For decades, coaches have followed the KISS formula for communicating with players – Keep It Simple, Stupid – and for the most part it’s a helpful reminder, especially during a close game. The Heath brothers have uncovered ideas about moving beyond just keeping it simple to making the message stick. Their formula is summed up in six principles (SUCCESs – the extra “s” is silent!): Simplicity, Unexpectedness, Concreteness, Credibility, Emotion, and Stories. The more of these factors you can use, the stronger and more impactful your message can be. Failing to use any of them, usually dooms the effectiveness of your message (See my Made To Stick Book Notes for more detail).
For coaches this is some great insight for making messages stick – especially long-term ideas like offensive and defensive philosophy, motivation, off-the-court expectations, and off-season conditioning. As you implement these principles, the Heaths also advise dealing with the “Curse of Knowledge.” Too often, when you know something yourself, it can be difficult to relate the idea to a player who has little experience with the idea. It’s one reason why many accomplished players have a difficult time becoming effective coaches. That “curse” can also lead to losing the core of a message. It’s common for coaches to use complex terms and explanations that only lead to a paralysis of thinking that confuses the core of their message. That’s one I’m working on! As the playoffs continue, watch the close-up views of huddles, the post-game interviews, and the discussion between games. We’ll see which coaches and teams know how to make their messages stick.
LIFE – Are your messages falling on deaf ears?
How often do you feel like your message is not getting through? Why do ideas like “Where’s the Beef?” “It’s the economy, stupid!” and The Jared Diet at Subway stick for so long while a parent’s request for a child to help with chores is forgotten in a nano-second? Let’s face it. There are so many messages and ideas bombarding us in our world today that it’s essential to learn how to make your messages stick. Whether it’s building trust in a relationship, establishing guidelines for your children, selling yourself for a new job or promotion, or sharing your faith, each of us can improve our communication skills.
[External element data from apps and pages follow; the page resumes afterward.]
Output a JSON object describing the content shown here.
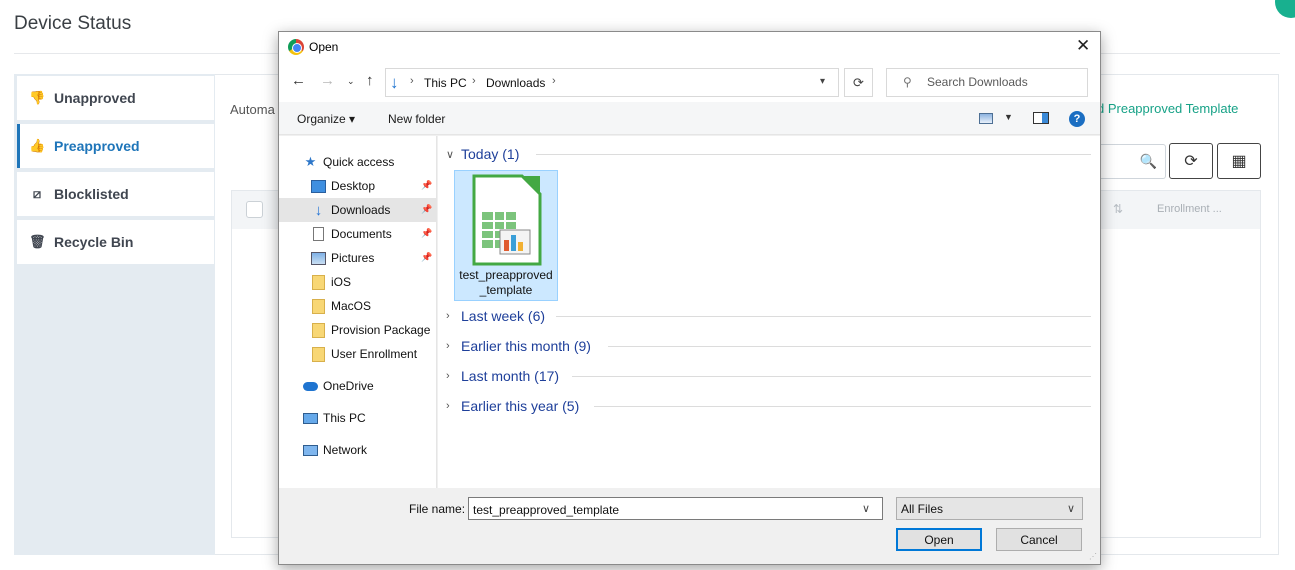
{
  "page": {
    "title": "Device Status",
    "automa_text": "Automa",
    "template_link": "d Preapproved Template",
    "table_header_enrollment": "Enrollment ...",
    "refresh_icon": "refresh-icon",
    "grid_icon": "grid-icon"
  },
  "sidebar": {
    "items": [
      {
        "label": "Unapproved",
        "icon": "thumbs-down-icon"
      },
      {
        "label": "Preapproved",
        "icon": "thumbs-up-icon"
      },
      {
        "label": "Blocklisted",
        "icon": "block-icon"
      },
      {
        "label": "Recycle Bin",
        "icon": "trash-icon"
      }
    ],
    "active_index": 1,
    "accent": "#1e75b9"
  },
  "dialog": {
    "title": "Open",
    "address": {
      "root": "This PC",
      "folder": "Downloads"
    },
    "search_placeholder": "Search Downloads",
    "toolbar": {
      "organize": "Organize",
      "new_folder": "New folder"
    },
    "nav": {
      "quick_access": "Quick access",
      "items": [
        "Desktop",
        "Downloads",
        "Documents",
        "Pictures",
        "iOS",
        "MacOS",
        "Provision Package",
        "User Enrollment"
      ],
      "onedrive": "OneDrive",
      "this_pc": "This PC",
      "network": "Network"
    },
    "groups": {
      "today": "Today (1)",
      "last_week": "Last week (6)",
      "earlier_month": "Earlier this month (9)",
      "last_month": "Last month (17)",
      "earlier_year": "Earlier this year (5)"
    },
    "file": {
      "name_line1": "test_preapproved",
      "name_line2": "_template"
    },
    "file_name_label": "File name:",
    "file_name_value": "test_preapproved_template",
    "file_type": "All Files",
    "open_button": "Open",
    "cancel_button": "Cancel"
  }
}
FAITH – The Parables of Jesus
As I read the ideas from the Heath brothers, I was instantly drawn to take a closer look at the top communicator of all time, Jesus. Afterall, His message and His ideas are remembered throughout humanity, even by non-believers! Jesus used short, simple stories called parables to communicate complex ideas and boy, do they stick! He used familiar concepts and terms, but often stirred emotions and inspired action with His credibility and concreteness (see Matthew 13:1-23 for one of His best, The Sower, and an explanation of why He used parables).
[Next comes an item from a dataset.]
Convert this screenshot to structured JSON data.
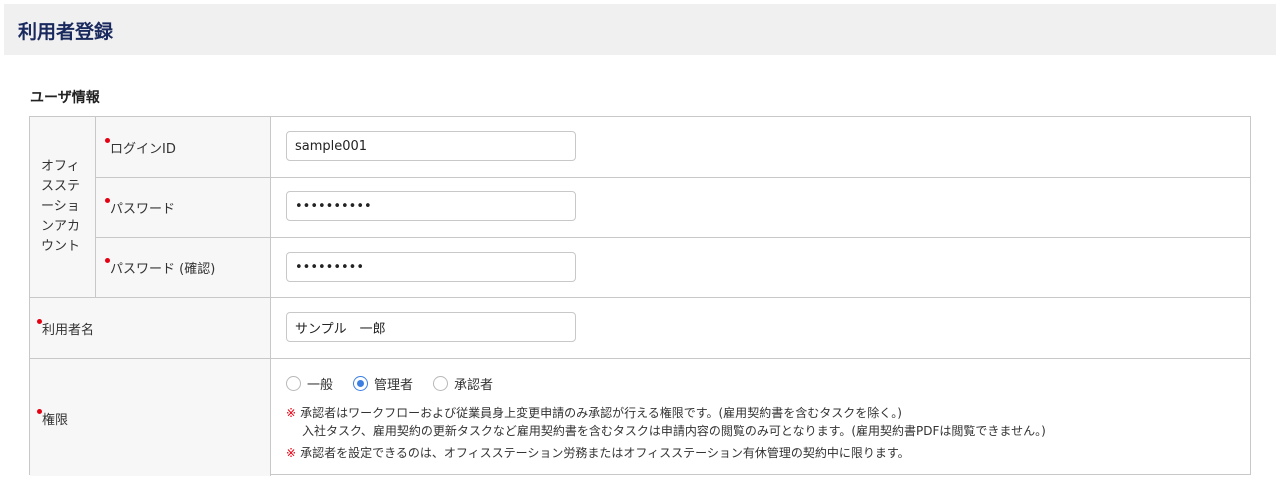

Jesus set the example for communication that each of us would be wise to follow in our daily activities, but more importantly as we fulfill the call that each of us has to spread the Gospel message. As our country and our world increasingly present ideas and worldviews that conflict with the Christian faith, we need to make that message stick. I believe it’s an important skill for each of us to master. We are called “to go out into the world and make disciples of all men” – that includes atheists, Muslims, and many others, so your message better stick!